Advanced test functions meanwhile include cycle testing, automatic return to start position and pass/fail tolerance alerting.

As the most costly option, however, consideration must be given to the application, and whether it legitimately warrants the advanced capabilities. As might be expected, these advanced systems are used on more technically sophisticated products, from medical devices and electronic controls, to automotive and aerospace components.

Capacity

Whatever system is chosen, there will be a range of options for the capacity of the torque transducer it features. Consideration must be given to ensure the transducer capacity suits the application in question. Too high a capacity transducer will not accurately detect very small peak loads, whereas too low a capacity transducer risks being overloaded and irreparably damaged. Transducers normally range from 0.3 newton meter capacity for delicate sample assessments, increasing to 10 newton meter capacity for progressively more robust applications.

Custom-engineered upper and lower gripping fixtures are used to test the rotating dial on a divers watch. Source: Mecmesin

Do the Twist

So you have chosen and purchased a torque testing system, and are itching to put it to use. To achieve the best results, however, it is worth asking a few important questions before getting stuck in.

1. What is being measured?

Torque, obviously, but is that peak torque, running torque, average torque or the torque at a predetermined time or displacement?
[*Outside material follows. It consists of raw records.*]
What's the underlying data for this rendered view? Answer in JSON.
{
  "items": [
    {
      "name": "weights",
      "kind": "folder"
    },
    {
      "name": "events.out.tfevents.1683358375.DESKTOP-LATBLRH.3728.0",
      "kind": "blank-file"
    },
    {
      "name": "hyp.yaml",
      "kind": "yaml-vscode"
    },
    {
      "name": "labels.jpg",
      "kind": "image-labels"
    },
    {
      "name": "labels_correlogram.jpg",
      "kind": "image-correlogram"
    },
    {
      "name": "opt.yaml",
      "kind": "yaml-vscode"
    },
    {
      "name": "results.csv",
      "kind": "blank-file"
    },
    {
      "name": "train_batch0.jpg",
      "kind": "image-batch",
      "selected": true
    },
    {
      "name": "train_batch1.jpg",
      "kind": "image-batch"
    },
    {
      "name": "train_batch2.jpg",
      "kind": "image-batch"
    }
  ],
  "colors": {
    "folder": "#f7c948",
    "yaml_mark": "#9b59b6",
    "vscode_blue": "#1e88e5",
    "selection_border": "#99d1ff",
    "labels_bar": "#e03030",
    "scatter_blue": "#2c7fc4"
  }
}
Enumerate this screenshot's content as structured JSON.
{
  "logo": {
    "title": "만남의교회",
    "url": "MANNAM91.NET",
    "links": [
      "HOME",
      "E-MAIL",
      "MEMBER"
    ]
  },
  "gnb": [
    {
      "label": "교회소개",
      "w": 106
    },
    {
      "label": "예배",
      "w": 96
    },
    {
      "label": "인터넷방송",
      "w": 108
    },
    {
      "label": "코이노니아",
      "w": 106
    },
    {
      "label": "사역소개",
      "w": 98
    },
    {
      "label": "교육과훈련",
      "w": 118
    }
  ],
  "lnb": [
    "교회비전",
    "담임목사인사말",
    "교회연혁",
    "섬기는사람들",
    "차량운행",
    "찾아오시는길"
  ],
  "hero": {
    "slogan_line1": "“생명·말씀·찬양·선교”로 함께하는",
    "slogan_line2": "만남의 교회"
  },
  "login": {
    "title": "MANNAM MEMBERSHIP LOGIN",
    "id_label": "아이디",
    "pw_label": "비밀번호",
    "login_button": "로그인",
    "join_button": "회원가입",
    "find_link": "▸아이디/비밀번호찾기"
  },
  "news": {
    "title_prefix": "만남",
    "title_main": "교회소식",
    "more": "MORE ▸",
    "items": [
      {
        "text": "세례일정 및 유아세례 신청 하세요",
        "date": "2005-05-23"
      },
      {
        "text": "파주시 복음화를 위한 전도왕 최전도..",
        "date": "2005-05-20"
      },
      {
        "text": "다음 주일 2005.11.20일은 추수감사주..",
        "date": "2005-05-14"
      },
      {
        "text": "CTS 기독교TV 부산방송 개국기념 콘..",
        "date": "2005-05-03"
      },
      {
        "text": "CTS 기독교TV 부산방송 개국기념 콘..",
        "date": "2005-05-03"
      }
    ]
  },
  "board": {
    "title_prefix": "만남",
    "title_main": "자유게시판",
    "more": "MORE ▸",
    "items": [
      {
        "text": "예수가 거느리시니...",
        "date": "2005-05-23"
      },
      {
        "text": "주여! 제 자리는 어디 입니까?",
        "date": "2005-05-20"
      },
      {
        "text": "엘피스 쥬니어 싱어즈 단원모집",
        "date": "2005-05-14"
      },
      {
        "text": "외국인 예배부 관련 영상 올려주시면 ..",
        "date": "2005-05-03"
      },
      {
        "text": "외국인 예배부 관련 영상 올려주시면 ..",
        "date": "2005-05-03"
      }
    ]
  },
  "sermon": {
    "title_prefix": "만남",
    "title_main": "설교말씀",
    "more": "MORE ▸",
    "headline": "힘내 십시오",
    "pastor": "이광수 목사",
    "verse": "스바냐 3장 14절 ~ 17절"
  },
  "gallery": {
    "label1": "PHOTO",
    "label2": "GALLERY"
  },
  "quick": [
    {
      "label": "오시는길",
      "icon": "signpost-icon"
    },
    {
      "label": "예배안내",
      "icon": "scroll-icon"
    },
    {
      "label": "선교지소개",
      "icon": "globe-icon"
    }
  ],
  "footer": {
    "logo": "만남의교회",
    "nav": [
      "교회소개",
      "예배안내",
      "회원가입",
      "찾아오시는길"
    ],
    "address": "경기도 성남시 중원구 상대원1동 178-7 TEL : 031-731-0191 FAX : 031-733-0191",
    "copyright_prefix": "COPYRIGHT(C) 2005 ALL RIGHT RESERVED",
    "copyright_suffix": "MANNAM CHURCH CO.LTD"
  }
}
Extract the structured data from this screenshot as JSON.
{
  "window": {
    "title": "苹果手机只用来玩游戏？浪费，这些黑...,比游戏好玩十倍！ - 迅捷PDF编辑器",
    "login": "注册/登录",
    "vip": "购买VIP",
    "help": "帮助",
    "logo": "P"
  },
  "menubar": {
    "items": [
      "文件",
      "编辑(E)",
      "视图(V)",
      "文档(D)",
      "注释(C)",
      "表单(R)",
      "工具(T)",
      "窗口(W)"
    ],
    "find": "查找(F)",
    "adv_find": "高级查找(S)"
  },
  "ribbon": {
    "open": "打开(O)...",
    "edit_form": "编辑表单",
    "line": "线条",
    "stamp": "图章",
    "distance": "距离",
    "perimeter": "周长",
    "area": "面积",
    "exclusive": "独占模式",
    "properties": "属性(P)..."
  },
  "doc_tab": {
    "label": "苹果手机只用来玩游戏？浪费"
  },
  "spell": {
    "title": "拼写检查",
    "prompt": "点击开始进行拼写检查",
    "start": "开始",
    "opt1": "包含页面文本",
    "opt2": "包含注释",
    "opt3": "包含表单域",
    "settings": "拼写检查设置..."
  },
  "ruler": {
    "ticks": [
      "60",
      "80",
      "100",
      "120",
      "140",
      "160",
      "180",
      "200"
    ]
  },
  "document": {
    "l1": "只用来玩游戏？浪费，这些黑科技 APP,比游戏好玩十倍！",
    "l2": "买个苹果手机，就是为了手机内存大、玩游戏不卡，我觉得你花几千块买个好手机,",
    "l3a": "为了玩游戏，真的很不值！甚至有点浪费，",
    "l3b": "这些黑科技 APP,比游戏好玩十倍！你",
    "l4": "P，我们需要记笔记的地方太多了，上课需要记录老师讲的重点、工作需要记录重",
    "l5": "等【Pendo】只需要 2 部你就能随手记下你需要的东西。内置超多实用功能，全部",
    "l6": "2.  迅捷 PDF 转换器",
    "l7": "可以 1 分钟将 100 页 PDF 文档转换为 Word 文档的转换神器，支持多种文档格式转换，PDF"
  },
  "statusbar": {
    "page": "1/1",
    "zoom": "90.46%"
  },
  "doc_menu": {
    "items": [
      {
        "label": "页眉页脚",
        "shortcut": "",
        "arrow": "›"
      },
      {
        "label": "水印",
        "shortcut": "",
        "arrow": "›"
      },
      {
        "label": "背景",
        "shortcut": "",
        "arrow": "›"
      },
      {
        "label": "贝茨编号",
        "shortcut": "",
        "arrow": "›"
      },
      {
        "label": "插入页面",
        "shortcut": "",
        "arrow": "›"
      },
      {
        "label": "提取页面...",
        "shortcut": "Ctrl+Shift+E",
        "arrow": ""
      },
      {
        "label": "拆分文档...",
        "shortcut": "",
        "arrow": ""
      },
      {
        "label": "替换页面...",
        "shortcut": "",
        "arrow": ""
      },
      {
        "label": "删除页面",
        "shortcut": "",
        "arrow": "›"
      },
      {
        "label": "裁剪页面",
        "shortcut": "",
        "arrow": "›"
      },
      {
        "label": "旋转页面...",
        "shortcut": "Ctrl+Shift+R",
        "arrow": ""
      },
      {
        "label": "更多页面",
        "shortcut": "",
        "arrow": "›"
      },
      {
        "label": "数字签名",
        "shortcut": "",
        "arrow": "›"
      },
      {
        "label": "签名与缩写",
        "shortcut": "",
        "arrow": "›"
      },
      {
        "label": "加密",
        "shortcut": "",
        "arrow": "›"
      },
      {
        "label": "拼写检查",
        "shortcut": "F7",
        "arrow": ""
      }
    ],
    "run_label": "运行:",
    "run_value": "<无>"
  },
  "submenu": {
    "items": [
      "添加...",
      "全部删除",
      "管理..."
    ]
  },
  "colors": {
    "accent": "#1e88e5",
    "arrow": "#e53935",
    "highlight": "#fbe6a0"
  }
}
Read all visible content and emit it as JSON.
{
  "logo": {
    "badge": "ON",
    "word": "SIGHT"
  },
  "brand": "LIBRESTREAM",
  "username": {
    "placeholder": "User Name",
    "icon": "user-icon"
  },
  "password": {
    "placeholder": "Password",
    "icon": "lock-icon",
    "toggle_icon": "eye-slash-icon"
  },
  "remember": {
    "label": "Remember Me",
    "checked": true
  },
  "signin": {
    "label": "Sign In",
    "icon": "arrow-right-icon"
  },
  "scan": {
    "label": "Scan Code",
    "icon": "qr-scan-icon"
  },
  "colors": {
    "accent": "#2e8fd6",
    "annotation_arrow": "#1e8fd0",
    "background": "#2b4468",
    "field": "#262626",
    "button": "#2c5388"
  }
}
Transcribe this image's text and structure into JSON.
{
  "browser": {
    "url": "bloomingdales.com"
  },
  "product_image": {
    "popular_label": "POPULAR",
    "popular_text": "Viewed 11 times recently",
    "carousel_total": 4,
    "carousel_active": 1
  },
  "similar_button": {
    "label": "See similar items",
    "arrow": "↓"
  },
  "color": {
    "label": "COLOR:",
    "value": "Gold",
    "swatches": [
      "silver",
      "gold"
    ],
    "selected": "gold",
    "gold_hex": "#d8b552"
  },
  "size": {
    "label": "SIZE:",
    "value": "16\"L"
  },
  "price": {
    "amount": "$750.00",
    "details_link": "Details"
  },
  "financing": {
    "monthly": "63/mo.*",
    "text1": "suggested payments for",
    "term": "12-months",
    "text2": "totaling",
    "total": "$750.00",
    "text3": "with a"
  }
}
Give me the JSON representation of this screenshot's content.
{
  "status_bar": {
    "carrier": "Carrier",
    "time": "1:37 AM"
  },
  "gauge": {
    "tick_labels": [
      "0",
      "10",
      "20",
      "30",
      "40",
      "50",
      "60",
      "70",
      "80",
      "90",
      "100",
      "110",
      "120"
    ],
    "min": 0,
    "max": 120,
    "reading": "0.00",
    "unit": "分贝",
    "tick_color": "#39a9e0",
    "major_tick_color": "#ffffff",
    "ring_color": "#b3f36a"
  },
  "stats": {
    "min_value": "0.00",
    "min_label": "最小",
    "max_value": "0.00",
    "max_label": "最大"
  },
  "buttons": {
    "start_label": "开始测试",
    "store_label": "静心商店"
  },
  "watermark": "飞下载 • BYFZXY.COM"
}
Alternatively, there may be a particular event to capture, such as the torque at which an electronic rotary switch is engaged. There are a number of possible parameters, and one must decide which are relevant and of primary concern to avoid drawing false conclusions from results.

2. How to grip the sample?

Determine how the sample will be physically oriented in the mounting table to guarantee torque is applied to the correct components. What are the desired start and finish positions, and how far in terms of angular displacement should the test run?

It may be necessary to require custom-engineered gripping fixtures if the universal mounting tables do not adequately hold particularly small or awkwardly shaped samples.

3. What speed should be used?

Like many things in life, if you go too slow you will never arrive, but if you go too fast you will miss the good bits. It is essential the test runs at the optimum speed to ensure the torque profile is accurately mapped, but in a timely fashion.

4. What is acceptable?

Initial trials on the sample can be performed to establish the range of acceptable results for quality purposes. Most digital torque testers, bar some manual testers, will enable these parameters to be entered as upper and lower tolerance limits. Audible and visual alarms can then be set to trigger when results fall outside of this acceptable region, to quickly and easily identify failures.

5. How many repeats should be performed?

From simple in-line checks to rigorous laboratory routines, the more repeat tests performed, the more statistically significant, and hence reliable, the results.

6. What to do with the results?

After the test is complete, results may be viewed, stored, exported and analyzed with varying degrees of sophistication depending on the chosen system. All good digital torque testers will provide a facility for electronic transfer of results to a peripheral device, such as a PC, datalogger or printer.

In today’s highly competitive global economy, prerequisites for a product’s success are a design process with meticulous attention to functionality, and a production process that maintains the utmost consistency in quality. If that product contains a rotary element, torque testing can help manufacturers meet these requirements, reducing production costs, minimizing rejects and improving their brand’s reputation. Q

Tech Tips

To achieve the best results with a torque testing system, it is worth asking a few important questions:
  • What am I measuring?
  • How will I grip the sample?
  • What speed should I go at?
  • What is acceptable?
  • How may repeats should I perform?
  • What will I do with the results?


Quality Online

For more information on torque testing, visit www.qualitymag.com to read these articles:
  • “The Pulse of Tightening”
  • Case Study: “Tightening Up on Torque Standards”